Plants Could Help Make Lithium-Ion Batteries Greener

With the home energy storage revolution about to begin; anything that can make lithium-ion batteries a little more environmentally friendly is a welcome development.
Scientists at Rice University and the City College of New York say the madder plant is a good source of purpurin, an organic dye that can be turned into an effective, natural cathode for lithium-ion batteries. 
The madder family incorporates around 80 species of perennial plants. The species in this case is Rubia tinctorum, the common madder, which has been used since ancient times as for dyeing applications.
Lithium-ion batteries use cathodes made of lithium cobalt oxide, which is not only very expensive; but the process of mining the cobalt metal and manufacturing the cathodes is energy intensive and has other associated environmental problems. Lithium-ion batteries have a long service life and can be recycled, but extracting the cobalt is also an energy intensive process.
While testing a number of organic molecules for their ability to electrochemically interact with lithium, Rice research scientist Arava Leela Mohana Reddy and his team found purpurin most responsive to binding lithium ions and he says purpurin could be extracted from agricultural waste.

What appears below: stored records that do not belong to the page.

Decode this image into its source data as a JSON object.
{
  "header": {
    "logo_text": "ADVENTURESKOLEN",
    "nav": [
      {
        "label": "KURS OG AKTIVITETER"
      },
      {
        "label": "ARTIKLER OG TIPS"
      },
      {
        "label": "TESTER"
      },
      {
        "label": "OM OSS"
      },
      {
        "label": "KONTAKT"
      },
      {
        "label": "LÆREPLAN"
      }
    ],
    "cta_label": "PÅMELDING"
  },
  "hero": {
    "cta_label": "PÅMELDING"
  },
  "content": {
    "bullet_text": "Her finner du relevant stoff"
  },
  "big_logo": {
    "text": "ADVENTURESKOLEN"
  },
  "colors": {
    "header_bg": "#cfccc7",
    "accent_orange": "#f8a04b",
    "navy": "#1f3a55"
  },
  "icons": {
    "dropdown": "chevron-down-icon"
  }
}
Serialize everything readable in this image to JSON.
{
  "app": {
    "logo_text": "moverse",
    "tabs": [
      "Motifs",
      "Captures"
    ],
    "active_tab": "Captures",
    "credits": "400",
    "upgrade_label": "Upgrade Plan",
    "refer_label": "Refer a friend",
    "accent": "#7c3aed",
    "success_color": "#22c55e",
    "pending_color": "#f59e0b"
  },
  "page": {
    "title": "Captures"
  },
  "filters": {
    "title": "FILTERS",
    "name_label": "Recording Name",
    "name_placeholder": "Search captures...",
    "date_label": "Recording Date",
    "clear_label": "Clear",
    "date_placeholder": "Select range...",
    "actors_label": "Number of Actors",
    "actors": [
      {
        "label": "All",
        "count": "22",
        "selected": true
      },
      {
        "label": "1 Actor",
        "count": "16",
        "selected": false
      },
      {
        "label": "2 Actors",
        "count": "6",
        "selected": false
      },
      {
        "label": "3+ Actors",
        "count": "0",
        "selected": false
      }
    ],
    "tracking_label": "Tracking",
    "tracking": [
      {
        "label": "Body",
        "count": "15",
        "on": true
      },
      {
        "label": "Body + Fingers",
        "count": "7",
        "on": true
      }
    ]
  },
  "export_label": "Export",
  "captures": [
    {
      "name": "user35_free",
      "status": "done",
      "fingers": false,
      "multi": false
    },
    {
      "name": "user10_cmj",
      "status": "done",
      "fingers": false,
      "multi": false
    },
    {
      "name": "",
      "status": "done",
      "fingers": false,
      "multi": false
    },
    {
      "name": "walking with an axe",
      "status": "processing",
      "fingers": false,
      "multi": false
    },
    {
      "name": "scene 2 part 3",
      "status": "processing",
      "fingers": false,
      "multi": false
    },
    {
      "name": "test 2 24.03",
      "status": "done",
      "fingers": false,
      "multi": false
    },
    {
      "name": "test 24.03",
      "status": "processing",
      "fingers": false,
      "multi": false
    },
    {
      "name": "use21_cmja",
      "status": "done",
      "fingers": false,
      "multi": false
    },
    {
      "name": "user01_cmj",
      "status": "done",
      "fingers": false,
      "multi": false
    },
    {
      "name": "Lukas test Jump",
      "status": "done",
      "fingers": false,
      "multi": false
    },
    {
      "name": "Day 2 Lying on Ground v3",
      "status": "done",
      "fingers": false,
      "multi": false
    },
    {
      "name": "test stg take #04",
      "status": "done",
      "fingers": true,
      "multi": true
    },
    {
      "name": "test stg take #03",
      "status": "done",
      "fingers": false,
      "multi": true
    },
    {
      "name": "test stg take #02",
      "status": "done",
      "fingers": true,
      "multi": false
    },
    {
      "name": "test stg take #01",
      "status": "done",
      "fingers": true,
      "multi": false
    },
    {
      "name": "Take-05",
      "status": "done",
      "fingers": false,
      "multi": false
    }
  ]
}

The cathodes can also be made at room temperature.
Reddy’s ultimate goal is create completely green batteries and he expects to have a working prototype of a complete organic battery within a few years. 
The purpurin discovery is the subject of a paper that can be viewed on Scientific Reports.
“Green batteries are the need of the hour, yet this topic hasn’t really been addressed properly,” says Reddy. “It’s a new mechanism we are proposing with this paper, and the chemistry is really simple.”
Aside from home energy storage and electric vehicle applications, a greener lithium ion battery will have a substantial positive impact on the environmental footprint of consumer electronics.
Demand for Li-ion is set to skyrocket in the years ahead – in China alone, the lithium-ion battery market is forecast to nearly double to USD$9.2 billion in 2016, as volumes grow 129 percent to 44.3 GWh.